Background: Transient tachypnea of the newborn (TTN) is a frequently encountered form of neonatal respiratory distress. The underlying mechanism involves residual lung fluid that is delayed in clearance. TTN primarily occurs soon after birth and can last from 24 to 72 hours. Risk factors for TTN include elective cesarean section, male sex, late prematurity, low birth weight, macrosomia, polycythemia, maternal asthma and maternal diabetes. Treatment is often supportive with observation and potential oxygen supplementation.
Objective: To identify the risk factors associated with development of transient tachypnea of newborns who were delivered either normally or through cesarean section, at 36 weeks or beyound and to compare the results with those of others.
Patients and methods: This is a case -control study of 200 newborns suffering from respiratory distress during a period from the 1st of September 2011 to the 1st of September 2013 in the neonatal intensive care unit at AL-Kansaa Teaching hospital in Mosul.
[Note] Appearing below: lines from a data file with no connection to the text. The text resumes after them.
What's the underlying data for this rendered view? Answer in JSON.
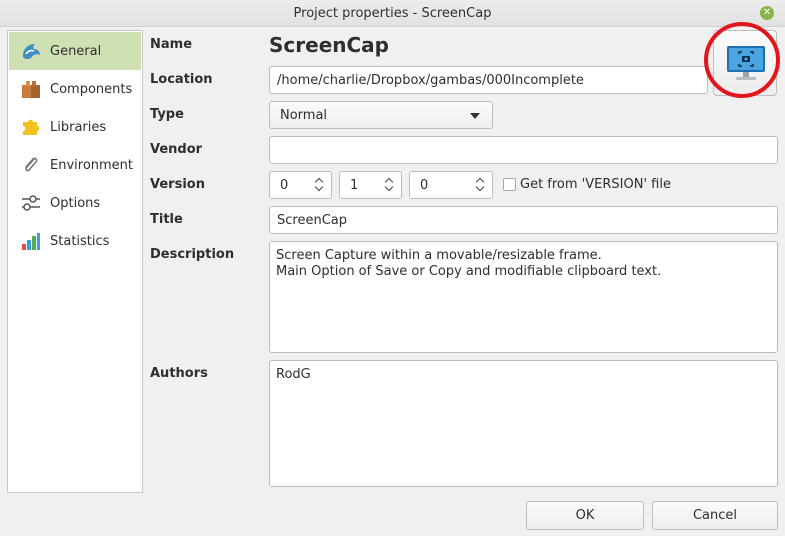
{
  "window": {
    "title": "Project properties - ScreenCap",
    "close_glyph": "✕"
  },
  "sidebar": {
    "items": [
      {
        "label": "General",
        "icon": "gambas-bird-icon",
        "active": true
      },
      {
        "label": "Components",
        "icon": "package-icon"
      },
      {
        "label": "Libraries",
        "icon": "puzzle-icon"
      },
      {
        "label": "Environment",
        "icon": "paperclip-icon"
      },
      {
        "label": "Options",
        "icon": "sliders-icon"
      },
      {
        "label": "Statistics",
        "icon": "bar-chart-icon"
      }
    ]
  },
  "form": {
    "name_label": "Name",
    "name_value": "ScreenCap",
    "location_label": "Location",
    "location_value": "/home/charlie/Dropbox/gambas/000Incomplete",
    "type_label": "Type",
    "type_value": "Normal",
    "vendor_label": "Vendor",
    "vendor_value": "",
    "version_label": "Version",
    "version_major": "0",
    "version_minor": "1",
    "version_patch": "0",
    "version_file_label": "Get from 'VERSION' file",
    "title_label": "Title",
    "title_value": "ScreenCap",
    "description_label": "Description",
    "description_line1": "Screen Capture within a movable/resizable frame.",
    "description_line2": "Main Option of Save or Copy and modifiable clipboard text.",
    "authors_label": "Authors",
    "authors_value": "RodG"
  },
  "project_icon": {
    "icon": "monitor-screenshot-icon",
    "highlight_color": "#e3141b"
  },
  "buttons": {
    "ok": "OK",
    "cancel": "Cancel"
  },
  "colors": {
    "accent": "#cfe0b2",
    "close": "#8ab34a"
  }
}
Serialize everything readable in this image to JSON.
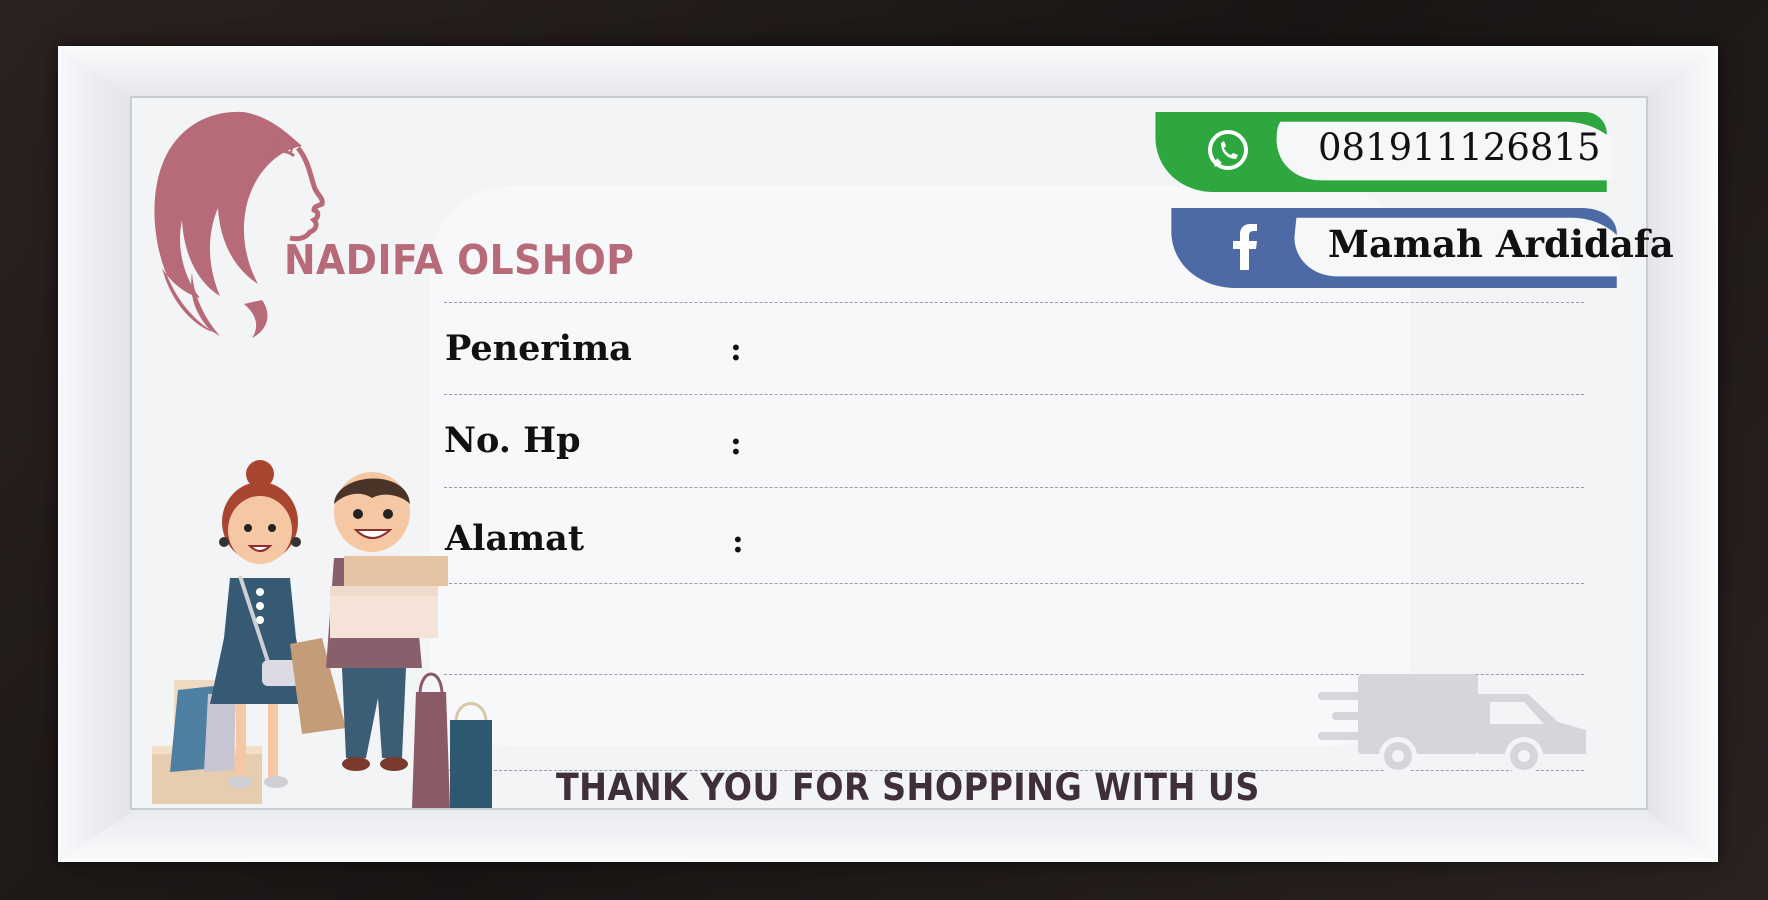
{
  "brand": {
    "name": "NADIFA OLSHOP",
    "primary_color": "#b76a78"
  },
  "contacts": {
    "whatsapp": {
      "icon": "whatsapp-icon",
      "number": "081911126815",
      "color": "#2ea73f"
    },
    "facebook": {
      "icon": "facebook-icon",
      "name": "Mamah Ardidafa",
      "color": "#4d6aa6"
    }
  },
  "fields": [
    {
      "label": "Penerima",
      "colon": ":"
    },
    {
      "label": "No. Hp",
      "colon": ":"
    },
    {
      "label": "Alamat",
      "colon": ":"
    }
  ],
  "footer": {
    "thanks": "THANK YOU FOR SHOPPING WITH US"
  },
  "illustrations": {
    "logo": "woman-profile-logo",
    "shoppers": "shopping-couple-illustration",
    "delivery": "delivery-truck-icon"
  }
}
The perinatal history of newborns was analyzed. TTN was diagnosed on clinical basis and by exclusion of other diseases affecting the respiratory system including sepsis. The study included 200 healthy newborns as control.
Results: Multivariate analysis identified that the development of TTN was significantly associated with elective cesarean section 56% (p-value=0.001), male sex 66.5% (p- value=0.001), late prematurity 21% (p-value=0.009), maternal diabetes 8% (P-value=0.014), maternal asthma 10.5% (p-value=0.01), birth asphyxia (low APGAR score) 9.5% (p-value=0.005), low birth weight 16.5% (p-value=0.003), prolonged labor or using (forceps or vacuum) 22% (p-value=0.037) and in vitro fertilization 2.5% (p-value =0.024).
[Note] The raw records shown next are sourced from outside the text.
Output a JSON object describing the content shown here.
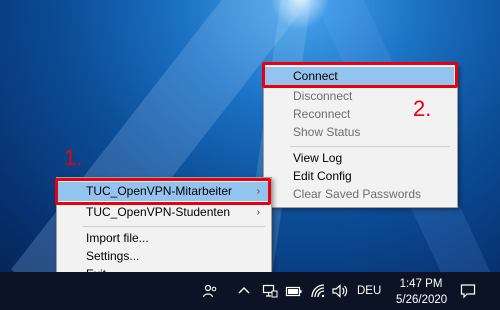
{
  "annotations": {
    "step_one": "1.",
    "step_two": "2."
  },
  "context_menu": {
    "items": [
      {
        "label": "Connect",
        "enabled": true,
        "highlighted": true
      },
      {
        "label": "Disconnect",
        "enabled": false
      },
      {
        "label": "Reconnect",
        "enabled": false
      },
      {
        "label": "Show Status",
        "enabled": false
      },
      {
        "label": "View Log",
        "enabled": true
      },
      {
        "label": "Edit Config",
        "enabled": true
      },
      {
        "label": "Clear Saved Passwords",
        "enabled": false
      }
    ]
  },
  "profile_menu": {
    "items": [
      {
        "label": "TUC_OpenVPN-Mitarbeiter",
        "has_submenu": true,
        "highlighted": true
      },
      {
        "label": "TUC_OpenVPN-Studenten",
        "has_submenu": true
      },
      {
        "label": "Import file..."
      },
      {
        "label": "Settings..."
      },
      {
        "label": "Exit"
      }
    ],
    "submenu_arrow": "›"
  },
  "taskbar": {
    "language": "DEU",
    "time": "1:47 PM",
    "date": "5/26/2020",
    "icons": [
      "people-icon",
      "chevron-up-icon",
      "network-icon",
      "battery-icon",
      "wifi-icon",
      "volume-icon",
      "notification-icon"
    ]
  },
  "colors": {
    "highlight": "#93c4ee",
    "annotation_red": "#e8000d",
    "taskbar": "#0c1324"
  }
}
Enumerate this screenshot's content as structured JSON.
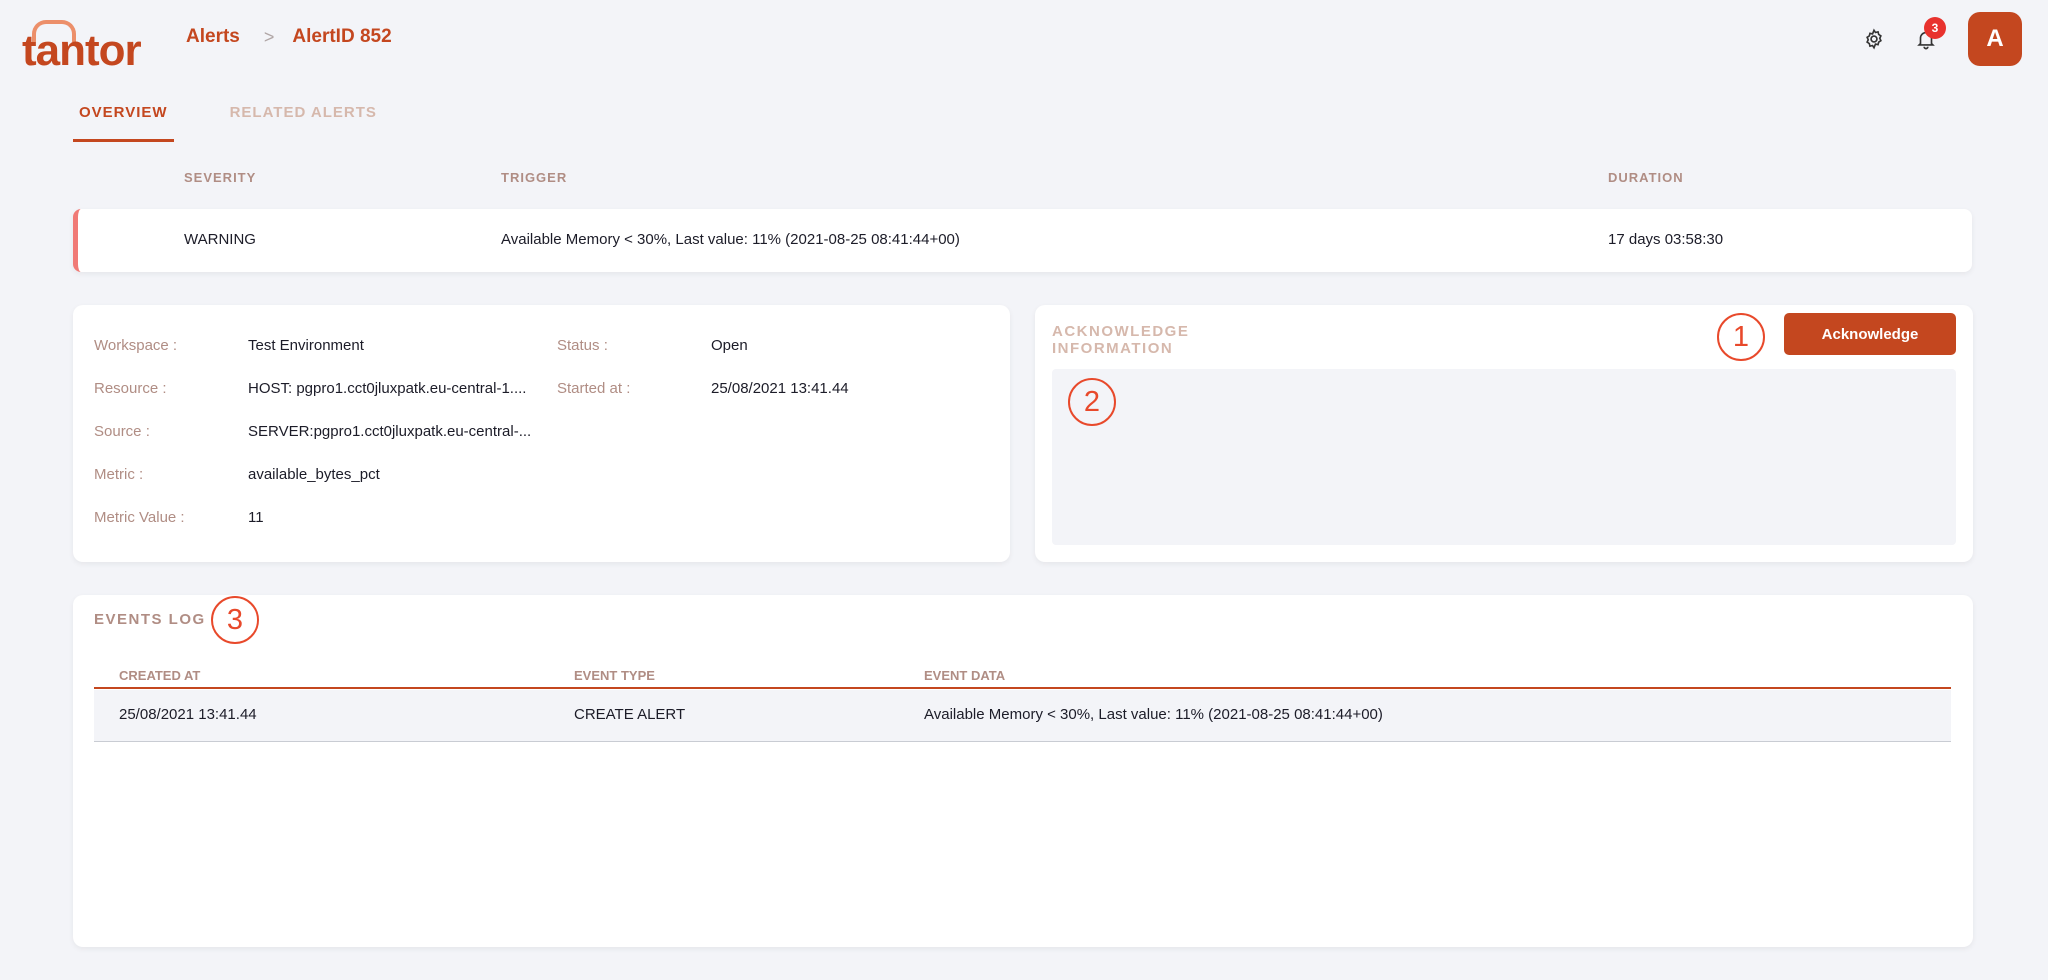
{
  "header": {
    "logo_text": "tantor",
    "breadcrumb": {
      "parent": "Alerts",
      "separator": ">",
      "current": "AlertID 852"
    },
    "notifications_count": "3",
    "avatar_initial": "A",
    "icons": [
      "gear-icon",
      "bell-icon"
    ]
  },
  "tabs": [
    {
      "label": "OVERVIEW",
      "active": true
    },
    {
      "label": "RELATED ALERTS",
      "active": false
    }
  ],
  "severity_table": {
    "headers": {
      "severity": "SEVERITY",
      "trigger": "TRIGGER",
      "duration": "DURATION"
    },
    "row": {
      "severity": "WARNING",
      "trigger": "Available Memory < 30%, Last value: 11% (2021-08-25 08:41:44+00)",
      "duration": "17 days 03:58:30"
    }
  },
  "details": {
    "workspace": {
      "label": "Workspace :",
      "value": "Test Environment"
    },
    "resource": {
      "label": "Resource :",
      "value": "HOST: pgpro1.cct0jluxpatk.eu-central-1...."
    },
    "source": {
      "label": "Source :",
      "value": "SERVER:pgpro1.cct0jluxpatk.eu-central-..."
    },
    "metric": {
      "label": "Metric :",
      "value": "available_bytes_pct"
    },
    "metric_value": {
      "label": "Metric Value :",
      "value": "11"
    },
    "status": {
      "label": "Status :",
      "value": "Open"
    },
    "started_at": {
      "label": "Started at :",
      "value": "25/08/2021 13:41.44"
    }
  },
  "acknowledge": {
    "title": "ACKNOWLEDGE INFORMATION",
    "button_label": "Acknowledge",
    "marker_1": "1",
    "marker_2": "2"
  },
  "events_log": {
    "title": "EVENTS LOG",
    "marker_3": "3",
    "columns": {
      "created_at": "CREATED AT",
      "event_type": "EVENT TYPE",
      "event_data": "EVENT DATA"
    },
    "rows": [
      {
        "created_at": "25/08/2021 13:41.44",
        "event_type": "CREATE ALERT",
        "event_data": "Available Memory < 30%, Last value: 11% (2021-08-25 08:41:44+00)"
      }
    ]
  },
  "colors": {
    "accent": "#c4471f",
    "warning_strip": "#f07a76",
    "badge": "#e8322e",
    "marker": "#e8492b"
  }
}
Conclusion: Transient tachypnea of newborns is strongly related to elective cesarean section, male sex, late prematurity, maternal diabetes, maternal asthma, birth asphyxia, low birth weight (1500-2500g), prolonged labor or using forceps or vacuum and in vitro fertilization..